So, I went on to the web site where this publisher buys stock photos and drawings to search through thousands of images using a variety of relevant search terms. I narrowed it down to a few, modified them in Photoshop, added the appropriate cover text, ran the design by my in-house consultant (my husband) and sent the mock-up along to my editor. A month or so later (he apologized for taking so long to get back to me – evidently during conference season it’s hard to find their marketers. It occurs to me that if you’re at conferences selling books, then you are a sales person. If you are a marketer, I thought that you worked on marketing strategy including cover design – but I digress), he emailed me telling me that my cover mock-up was clever, but they didn’t think it really represented the book very well. Never mind that I don’t think a single member of the ‘marketing team’ has actually read the book.
Then he sent me a stock photo that they thought was appropriate. It. Was. Not. And it wasn’t clever. And it wasn’t interesting. And it wasn’t an image that a single one of my intended readers (this is targeted non-fiction this time) could identify with or would even click on to get further information – and make no mistake, that’s how books are bought these days, particular this kind since they are not designed to go to book stores.
As any writer of book-length work realizes, the old maxim “You can’t tell a book by its cover” is becoming more and more irrelevant. You might not be able to tell a lot about what’s behind that cover just by seeing the image and text, but in my view (a) you ought to be able to, and (b) that cover really does need to be dynamite these days.
I recently read a marketing study where eBook covers had been changed and sales tracked before and after the change. Just as you might expect, improving the cover increased sales. Although this is not an eBook (but there will be an electronic version naturally), sales will accrue through online channels. This means that the potential buyers will be moved to either explore further or not by what they see on that cover. The truth is, though, that no one has the definitive answer to the question of what makes a truly good book cover design. That’s because each book is unique. So where does that leave us?
Just by coincidence, or perhaps serendipity, The New Yorker online published a piece today titled The Decline and Fall of the Book Cover. The writer Tim Kreider says,”… publishing houses hire professional designers for books’ covers and allow their authors very little say over them…” Clearly he doesn’t know about smaller publishers who seem to have less than no money these days for design.

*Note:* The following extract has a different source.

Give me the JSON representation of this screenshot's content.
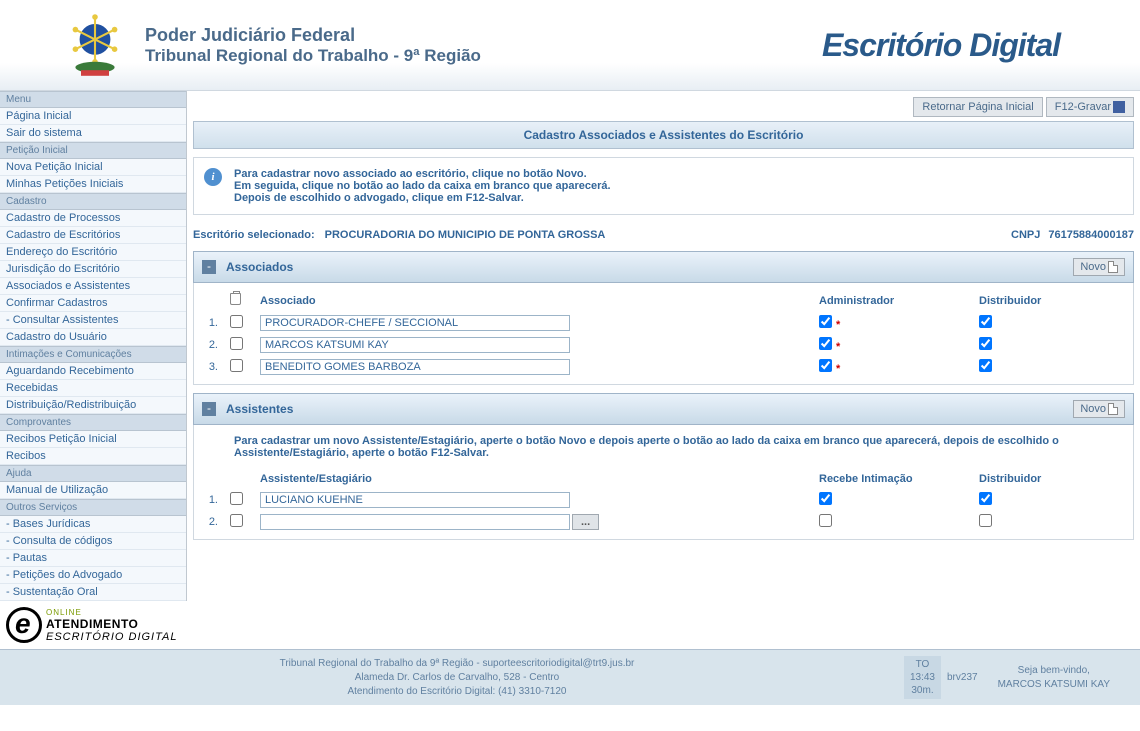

He did however describe his own recent experience in which he seemed to have embarked on a similar back and forth between him and his publisher on the design of his book cover. When he suggested that the cover he liked the least was always the one they seem to like the best, I was on his side again. However, he seems to think that well-designed book covers are on their way out, blaming the electronic book trend for this phenomenon. Book covers, he believes, are dull and getting duller. I happen to think that book cover design is going to be even more important as we move ever deeper into electronic purchasing and electronic reading.
I will say that I was completely in agreement with him at the end of the piece when he and his publisher finally agreed on the cover design for the new book. He describes it this way: “…a result nobody would voluntarily have chosen but which everyone could acquiesce to, if only out of exhaustion.”
I am sorely afraid that this is what will eventually become the cover my new book. And it had better happen fast because it’s on the publisher’s fall list.
Again the question: What makes a good cover design? No one really knows these days. While I await my editor’s next move (back to the drawing board he said yesterday after he finally, a month later, responded to my email detailing why I thought his suggestion was lame) I’d be interested to know what draws you into a book that no one has actually recommended to you. Is it that cover?
2 thoughts on “The book cover debate: Here we go again”
What a process! I appreciate your documentation of it for us readers, but am sorry you have to deal with it.
In response to your question, I know enough about marketing to not trust the covers of books. What’s more important to me are the table of contents, or sample chapters, which are now available in the digital world. Thankfully.
I agree completely — but often browsing readers won’t even click to look inside at the table of contents if the cover is off-putting. Thanks for dropping by!